But meeting those regulations was part of what made us able to sell those products, and selling those products was what kept the company in business and us employees paid to work there.
I learned not to worry about whether my place in the world was “smart” or not, or “higher IQ” or not, but whether I was doing the job I needed to do so everyone else could do their jobs.
In my own life, I’ve had a few people tell me I inspired them. I have at least one friend who said being friends with me changed his life and likely saved his life. This is probably true — that friend was on a path that likely would have led to a lot of tragedy when I met him; realizing that he was looking to me as an example and my own decision to try to be as good an example as I could be for him, as well as his friendship and the fun times we had together and his faith in me, all changed my life for the better. In an occurrence that is baffling, surprising, flattering and a little bit frightening when it happens, I’ve had a couple friends tell me they consider my presence in their life a gift from God.
For all the reasons people have said those things to to me, it’s not been because I have high reading comprehension, am really good at math, or anything else that has gotten me pieces of paper saying how smart I am.
I would consider myself least skilled, least naturally talented, and weakest in dealing with people. Much of the time, I have no idea what to do with other people except try my best, try to treat them as I would wish to be treated, and try as much as I can stand to say what I mean and mean what I say. I don’t even feel particularly smart or high-IQ writing down those rules. I found through bitter and painful experience that if I try to live by those rules, less things go wrong and when they do go wrong I spend less time beating myself up over what-ifs and coulda-shoulda-wouldas.
There’s a whole other post I might write about what “smart” does and doesn’t do, both for the “smart” person and for those interacting with them.
But my point in this post was to say it matters far more what you do with what you have, than how what you have measures up against other people’s definition of “IQ” or “smart”.

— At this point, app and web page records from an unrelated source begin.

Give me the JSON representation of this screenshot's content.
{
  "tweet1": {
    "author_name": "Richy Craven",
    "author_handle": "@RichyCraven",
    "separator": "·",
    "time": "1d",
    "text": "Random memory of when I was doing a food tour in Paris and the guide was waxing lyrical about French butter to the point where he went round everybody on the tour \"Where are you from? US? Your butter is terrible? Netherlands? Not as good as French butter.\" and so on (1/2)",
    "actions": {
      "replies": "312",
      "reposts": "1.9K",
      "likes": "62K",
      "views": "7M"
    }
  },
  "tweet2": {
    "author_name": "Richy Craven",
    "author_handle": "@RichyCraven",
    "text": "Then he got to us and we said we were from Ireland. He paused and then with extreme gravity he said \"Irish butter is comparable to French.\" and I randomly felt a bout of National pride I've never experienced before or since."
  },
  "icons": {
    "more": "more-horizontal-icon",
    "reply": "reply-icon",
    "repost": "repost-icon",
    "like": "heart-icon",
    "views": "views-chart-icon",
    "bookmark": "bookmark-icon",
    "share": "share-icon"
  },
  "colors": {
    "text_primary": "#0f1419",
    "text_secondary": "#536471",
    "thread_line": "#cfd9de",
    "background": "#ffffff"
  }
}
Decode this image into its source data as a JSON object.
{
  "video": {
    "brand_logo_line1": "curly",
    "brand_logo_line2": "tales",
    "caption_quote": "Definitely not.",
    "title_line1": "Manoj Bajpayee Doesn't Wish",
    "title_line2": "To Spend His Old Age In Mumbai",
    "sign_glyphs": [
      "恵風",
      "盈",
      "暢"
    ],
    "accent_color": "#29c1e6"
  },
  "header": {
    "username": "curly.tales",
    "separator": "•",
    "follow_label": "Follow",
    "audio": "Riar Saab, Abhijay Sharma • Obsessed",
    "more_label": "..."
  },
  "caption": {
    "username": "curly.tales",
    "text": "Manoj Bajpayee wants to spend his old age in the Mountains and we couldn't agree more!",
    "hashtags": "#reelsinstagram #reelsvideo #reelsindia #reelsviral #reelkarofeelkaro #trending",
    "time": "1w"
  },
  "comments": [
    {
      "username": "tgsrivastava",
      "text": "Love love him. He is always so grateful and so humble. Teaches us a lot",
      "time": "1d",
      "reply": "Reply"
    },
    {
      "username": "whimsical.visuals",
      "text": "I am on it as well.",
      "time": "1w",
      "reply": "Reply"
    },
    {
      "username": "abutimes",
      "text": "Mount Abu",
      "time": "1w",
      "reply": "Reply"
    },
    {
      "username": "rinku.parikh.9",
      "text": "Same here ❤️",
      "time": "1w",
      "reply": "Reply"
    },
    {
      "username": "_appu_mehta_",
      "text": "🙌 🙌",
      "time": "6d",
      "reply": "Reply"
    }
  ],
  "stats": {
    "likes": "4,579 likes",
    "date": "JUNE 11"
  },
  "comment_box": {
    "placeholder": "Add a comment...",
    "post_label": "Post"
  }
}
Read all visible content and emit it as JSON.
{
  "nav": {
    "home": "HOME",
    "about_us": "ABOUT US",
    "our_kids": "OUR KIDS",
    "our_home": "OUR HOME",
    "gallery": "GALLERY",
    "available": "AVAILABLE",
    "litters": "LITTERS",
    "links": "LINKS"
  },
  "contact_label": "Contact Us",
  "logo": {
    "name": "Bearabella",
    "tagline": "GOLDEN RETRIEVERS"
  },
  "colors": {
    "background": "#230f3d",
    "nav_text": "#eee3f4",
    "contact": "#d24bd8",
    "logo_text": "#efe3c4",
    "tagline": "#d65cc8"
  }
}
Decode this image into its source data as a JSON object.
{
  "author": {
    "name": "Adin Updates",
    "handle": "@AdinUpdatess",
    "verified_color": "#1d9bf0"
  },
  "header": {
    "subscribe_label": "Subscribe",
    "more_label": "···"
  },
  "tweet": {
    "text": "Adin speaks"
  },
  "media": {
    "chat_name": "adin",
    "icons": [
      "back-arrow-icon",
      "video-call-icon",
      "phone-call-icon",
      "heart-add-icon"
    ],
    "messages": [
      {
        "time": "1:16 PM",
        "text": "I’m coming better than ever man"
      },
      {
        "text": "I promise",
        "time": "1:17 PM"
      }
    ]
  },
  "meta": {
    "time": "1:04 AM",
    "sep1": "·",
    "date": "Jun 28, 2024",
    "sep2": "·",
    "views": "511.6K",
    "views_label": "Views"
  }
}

Coincidentally, I see a column on the Mises Institute by Matthew McCaffrey making the same point about college educations being used as official indicators of “smart” or “knowledgeable” or “qualified to give their opinion” or “someone the public should be listening to” (https://mises.org/blog/political-left%E2%80%99s-shmoo-theory-education)